#### GIVEN INFORMATION ####

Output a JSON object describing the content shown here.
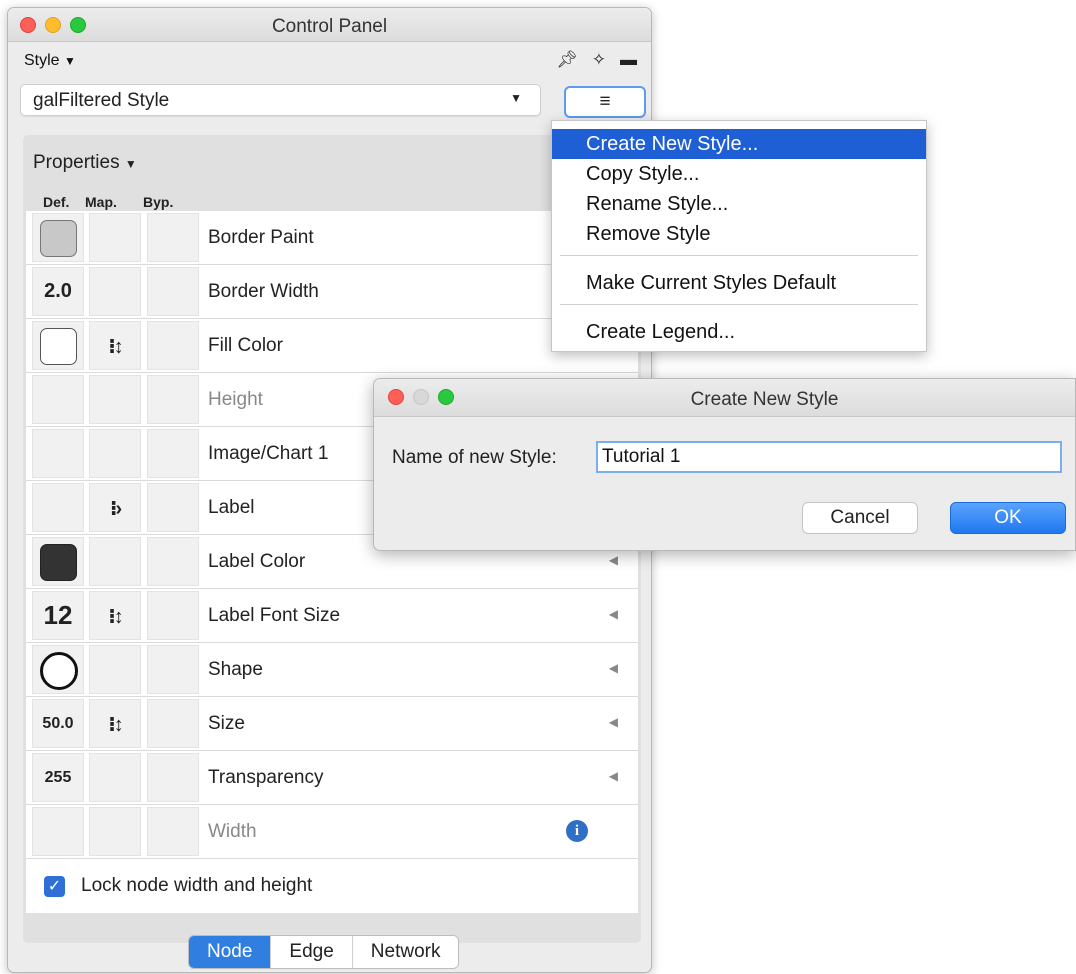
{
  "control_panel": {
    "title": "Control Panel",
    "style_menu_label": "Style",
    "current_style": "galFiltered Style",
    "properties_label": "Properties",
    "col_def": "Def.",
    "col_map": "Map.",
    "col_byp": "Byp.",
    "rows": [
      {
        "label": "Border Paint",
        "def": "",
        "map": ""
      },
      {
        "label": "Border Width",
        "def": "2.0",
        "map": ""
      },
      {
        "label": "Fill Color",
        "def": "",
        "map": "⁝↕"
      },
      {
        "label": "Height",
        "def": "",
        "map": ""
      },
      {
        "label": "Image/Chart 1",
        "def": "",
        "map": ""
      },
      {
        "label": "Label",
        "def": "",
        "map": "⁝›"
      },
      {
        "label": "Label Color",
        "def": "",
        "map": ""
      },
      {
        "label": "Label Font Size",
        "def": "12",
        "map": "⁝↕"
      },
      {
        "label": "Shape",
        "def": "",
        "map": ""
      },
      {
        "label": "Size",
        "def": "50.0",
        "map": "⁝↕"
      },
      {
        "label": "Transparency",
        "def": "255",
        "map": ""
      },
      {
        "label": "Width",
        "def": "",
        "map": ""
      }
    ],
    "lock_label": "Lock node width and height",
    "lock_checked": true,
    "tabs": [
      "Node",
      "Edge",
      "Network"
    ],
    "active_tab": "Node"
  },
  "style_menu": {
    "items": [
      "Create New Style...",
      "Copy Style...",
      "Rename Style...",
      "Remove Style",
      "Make Current Styles Default",
      "Create Legend..."
    ],
    "selected": "Create New Style..."
  },
  "dialog": {
    "title": "Create New Style",
    "field_label": "Name of new Style:",
    "field_value": "Tutorial 1",
    "cancel_label": "Cancel",
    "ok_label": "OK"
  },
  "colors": {
    "accent": "#2f7ee0",
    "menu_selection": "#1f5fd6",
    "label_color_swatch": "#333333",
    "border_paint_swatch": "#c8c8c8"
  }
}
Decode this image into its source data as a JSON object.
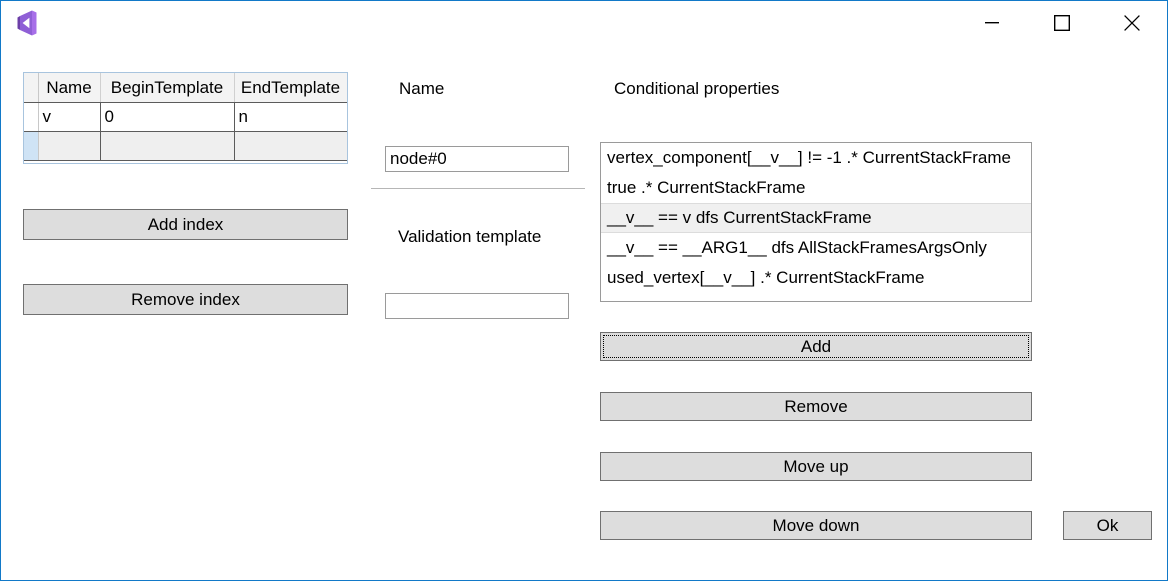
{
  "window": {
    "border_color": "#1279c8",
    "logo_icon": "visual-studio-logo-icon",
    "controls": {
      "minimize_label": "—",
      "maximize_label": "□",
      "close_label": "✕"
    }
  },
  "grid": {
    "columns": [
      "Name",
      "BeginTemplate",
      "EndTemplate"
    ],
    "rows": [
      {
        "cells": [
          "v",
          "0",
          "n"
        ]
      },
      {
        "cells": [
          "",
          "",
          ""
        ]
      }
    ]
  },
  "left_buttons": {
    "add_index": "Add index",
    "remove_index": "Remove index"
  },
  "name_section": {
    "label": "Name",
    "value": "node#0",
    "placeholder": ""
  },
  "validation_section": {
    "label": "Validation template",
    "value": "",
    "placeholder": ""
  },
  "conditional": {
    "label": "Conditional properties",
    "items": [
      "vertex_component[__v__] != -1 .* CurrentStackFrame",
      "true .* CurrentStackFrame",
      "__v__ == v dfs CurrentStackFrame",
      "__v__ == __ARG1__ dfs AllStackFramesArgsOnly",
      "used_vertex[__v__] .* CurrentStackFrame"
    ],
    "selected_index": 2,
    "selection_bg": "#f0f0f0"
  },
  "right_buttons": {
    "add": "Add",
    "remove": "Remove",
    "move_up": "Move up",
    "move_down": "Move down",
    "ok": "Ok"
  }
}
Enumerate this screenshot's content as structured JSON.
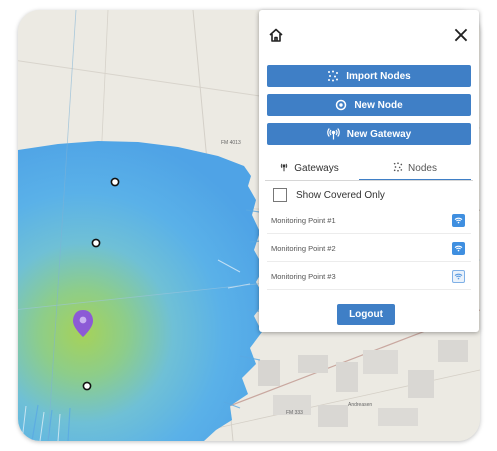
{
  "panel": {
    "home_icon": "home-icon",
    "close_icon": "close-icon",
    "close_glyph": "×",
    "buttons": {
      "import_nodes": "Import Nodes",
      "new_node": "New Node",
      "new_gateway": "New Gateway"
    },
    "tabs": {
      "gateways": "Gateways",
      "nodes": "Nodes",
      "active": "nodes"
    },
    "show_covered_only": "Show Covered Only",
    "nodes": [
      {
        "label": "Monitoring Point #1",
        "status": "covered"
      },
      {
        "label": "Monitoring Point #2",
        "status": "covered"
      },
      {
        "label": "Monitoring Point #3",
        "status": "not-covered"
      }
    ],
    "logout": "Logout"
  },
  "map": {
    "road_labels": [
      "FM 4013",
      "FM 333",
      "Andreasen"
    ]
  },
  "colors": {
    "accent": "#3f7fc6",
    "coverage_blue": "#58b4ec",
    "coverage_green": "#a8d25c",
    "gateway_pin": "#8c5ad6"
  }
}
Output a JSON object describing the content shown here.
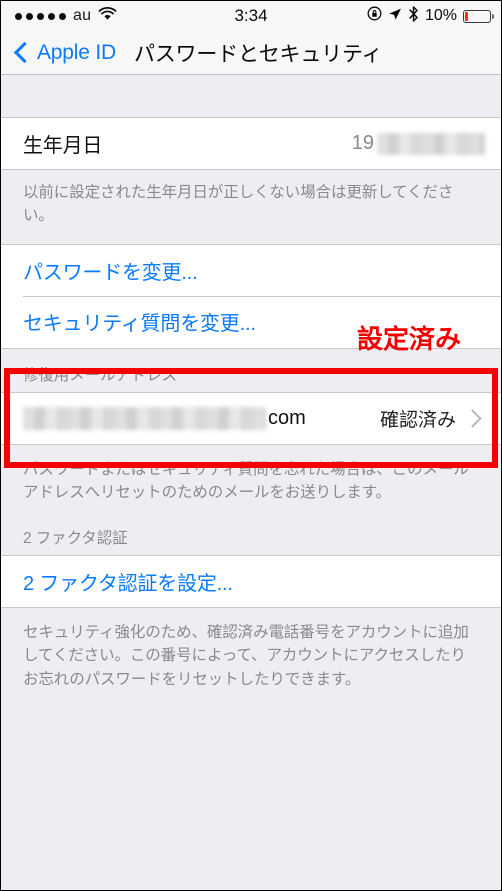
{
  "statusbar": {
    "signal_dots": 5,
    "carrier": "au",
    "wifi_icon": "wifi-icon",
    "time": "3:34",
    "rotation_lock_icon": "rotation-lock-icon",
    "location_icon": "location-arrow-icon",
    "bluetooth_icon": "bluetooth-icon",
    "battery_percent": "10%",
    "battery_level": 10,
    "battery_color": "#ff2a18"
  },
  "navbar": {
    "back_label": "Apple ID",
    "back_icon": "chevron-left-icon",
    "title": "パスワードとセキュリティ"
  },
  "sections": {
    "birthdate": {
      "label": "生年月日",
      "value_prefix": "19",
      "value_redacted": true,
      "footer": "以前に設定された生年月日が正しくない場合は更新してください。"
    },
    "actions": {
      "change_password": "パスワードを変更...",
      "change_security_questions": "セキュリティ質問を変更..."
    },
    "recovery_email": {
      "header": "修復用メールアドレス",
      "email_redacted": true,
      "email_suffix": "com",
      "status": "確認済み",
      "disclosure_icon": "chevron-right-icon",
      "footer": "パスワードまたはセキュリティ質問を忘れた場合は、このメールアドレスへリセットのためのメールをお送りします。"
    },
    "two_factor": {
      "header": "2 ファクタ認証",
      "setup_link": "2 ファクタ認証を設定...",
      "footer": "セキュリティ強化のため、確認済み電話番号をアカウントに追加してください。この番号によって、アカウントにアクセスしたりお忘れのパスワードをリセットしたりできます。"
    }
  },
  "annotations": {
    "already_set_label": "設定済み",
    "color": "#f50000",
    "highlight_box": "recovery-email-section"
  }
}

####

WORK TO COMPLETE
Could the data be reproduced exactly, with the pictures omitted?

TASK RESPONSE
Output a JSON object describing the content shown here.
{
  "control_panel": {
    "title": "Control Panel",
    "style_menu_label": "Style",
    "current_style": "galFiltered Style",
    "properties_label": "Properties",
    "col_def": "Def.",
    "col_map": "Map.",
    "col_byp": "Byp.",
    "rows": [
      {
        "label": "Border Paint",
        "def": "",
        "map": ""
      },
      {
        "label": "Border Width",
        "def": "2.0",
        "map": ""
      },
      {
        "label": "Fill Color",
        "def": "",
        "map": "⁝↕"
      },
      {
        "label": "Height",
        "def": "",
        "map": ""
      },
      {
        "label": "Image/Chart 1",
        "def": "",
        "map": ""
      },
      {
        "label": "Label",
        "def": "",
        "map": "⁝›"
      },
      {
        "label": "Label Color",
        "def": "",
        "map": ""
      },
      {
        "label": "Label Font Size",
        "def": "12",
        "map": "⁝↕"
      },
      {
        "label": "Shape",
        "def": "",
        "map": ""
      },
      {
        "label": "Size",
        "def": "50.0",
        "map": "⁝↕"
      },
      {
        "label": "Transparency",
        "def": "255",
        "map": ""
      },
      {
        "label": "Width",
        "def": "",
        "map": ""
      }
    ],
    "lock_label": "Lock node width and height",
    "lock_checked": true,
    "tabs": [
      "Node",
      "Edge",
      "Network"
    ],
    "active_tab": "Node"
  },
  "style_menu": {
    "items": [
      "Create New Style...",
      "Copy Style...",
      "Rename Style...",
      "Remove Style",
      "Make Current Styles Default",
      "Create Legend..."
    ],
    "selected": "Create New Style..."
  },
  "dialog": {
    "title": "Create New Style",
    "field_label": "Name of new Style:",
    "field_value": "Tutorial 1",
    "cancel_label": "Cancel",
    "ok_label": "OK"
  },
  "colors": {
    "accent": "#2f7ee0",
    "menu_selection": "#1f5fd6",
    "label_color_swatch": "#333333",
    "border_paint_swatch": "#c8c8c8"
  }
}
Decode this image into its source data as a JSON object.
{
  "window": {
    "border_color": "#1279c8",
    "logo_icon": "visual-studio-logo-icon",
    "controls": {
      "minimize_label": "—",
      "maximize_label": "□",
      "close_label": "✕"
    }
  },
  "grid": {
    "columns": [
      "Name",
      "BeginTemplate",
      "EndTemplate"
    ],
    "rows": [
      {
        "cells": [
          "v",
          "0",
          "n"
        ]
      },
      {
        "cells": [
          "",
          "",
          ""
        ]
      }
    ]
  },
  "left_buttons": {
    "add_index": "Add index",
    "remove_index": "Remove index"
  },
  "name_section": {
    "label": "Name",
    "value": "node#0",
    "placeholder": ""
  },
  "validation_section": {
    "label": "Validation template",
    "value": "",
    "placeholder": ""
  },
  "conditional": {
    "label": "Conditional properties",
    "items": [
      "vertex_component[__v__] != -1 .* CurrentStackFrame",
      "true .* CurrentStackFrame",
      "__v__ == v dfs CurrentStackFrame",
      "__v__ == __ARG1__ dfs AllStackFramesArgsOnly",
      "used_vertex[__v__] .* CurrentStackFrame"
    ],
    "selected_index": 2,
    "selection_bg": "#f0f0f0"
  },
  "right_buttons": {
    "add": "Add",
    "remove": "Remove",
    "move_up": "Move up",
    "move_down": "Move down",
    "ok": "Ok"
  }
}
Enumerate this screenshot's content as structured JSON.
{
  "panel": {
    "home_icon": "home-icon",
    "close_icon": "close-icon",
    "close_glyph": "×",
    "buttons": {
      "import_nodes": "Import Nodes",
      "new_node": "New Node",
      "new_gateway": "New Gateway"
    },
    "tabs": {
      "gateways": "Gateways",
      "nodes": "Nodes",
      "active": "nodes"
    },
    "show_covered_only": "Show Covered Only",
    "nodes": [
      {
        "label": "Monitoring Point #1",
        "status": "covered"
      },
      {
        "label": "Monitoring Point #2",
        "status": "covered"
      },
      {
        "label": "Monitoring Point #3",
        "status": "not-covered"
      }
    ],
    "logout": "Logout"
  },
  "map": {
    "road_labels": [
      "FM 4013",
      "FM 333",
      "Andreasen"
    ]
  },
  "colors": {
    "accent": "#3f7fc6",
    "coverage_blue": "#58b4ec",
    "coverage_green": "#a8d25c",
    "gateway_pin": "#8c5ad6"
  }
}
Output a JSON object describing the content shown here.
{
  "statusbar": {
    "signal_dots": 5,
    "carrier": "au",
    "wifi_icon": "wifi-icon",
    "time": "3:34",
    "rotation_lock_icon": "rotation-lock-icon",
    "location_icon": "location-arrow-icon",
    "bluetooth_icon": "bluetooth-icon",
    "battery_percent": "10%",
    "battery_level": 10,
    "battery_color": "#ff2a18"
  },
  "navbar": {
    "back_label": "Apple ID",
    "back_icon": "chevron-left-icon",
    "title": "パスワードとセキュリティ"
  },
  "sections": {
    "birthdate": {
      "label": "生年月日",
      "value_prefix": "19",
      "value_redacted": true,
      "footer": "以前に設定された生年月日が正しくない場合は更新してください。"
    },
    "actions": {
      "change_password": "パスワードを変更...",
      "change_security_questions": "セキュリティ質問を変更..."
    },
    "recovery_email": {
      "header": "修復用メールアドレス",
      "email_redacted": true,
      "email_suffix": "com",
      "status": "確認済み",
      "disclosure_icon": "chevron-right-icon",
      "footer": "パスワードまたはセキュリティ質問を忘れた場合は、このメールアドレスへリセットのためのメールをお送りします。"
    },
    "two_factor": {
      "header": "2 ファクタ認証",
      "setup_link": "2 ファクタ認証を設定...",
      "footer": "セキュリティ強化のため、確認済み電話番号をアカウントに追加してください。この番号によって、アカウントにアクセスしたりお忘れのパスワードをリセットしたりできます。"
    }
  },
  "annotations": {
    "already_set_label": "設定済み",
    "color": "#f50000",
    "highlight_box": "recovery-email-section"
  }
}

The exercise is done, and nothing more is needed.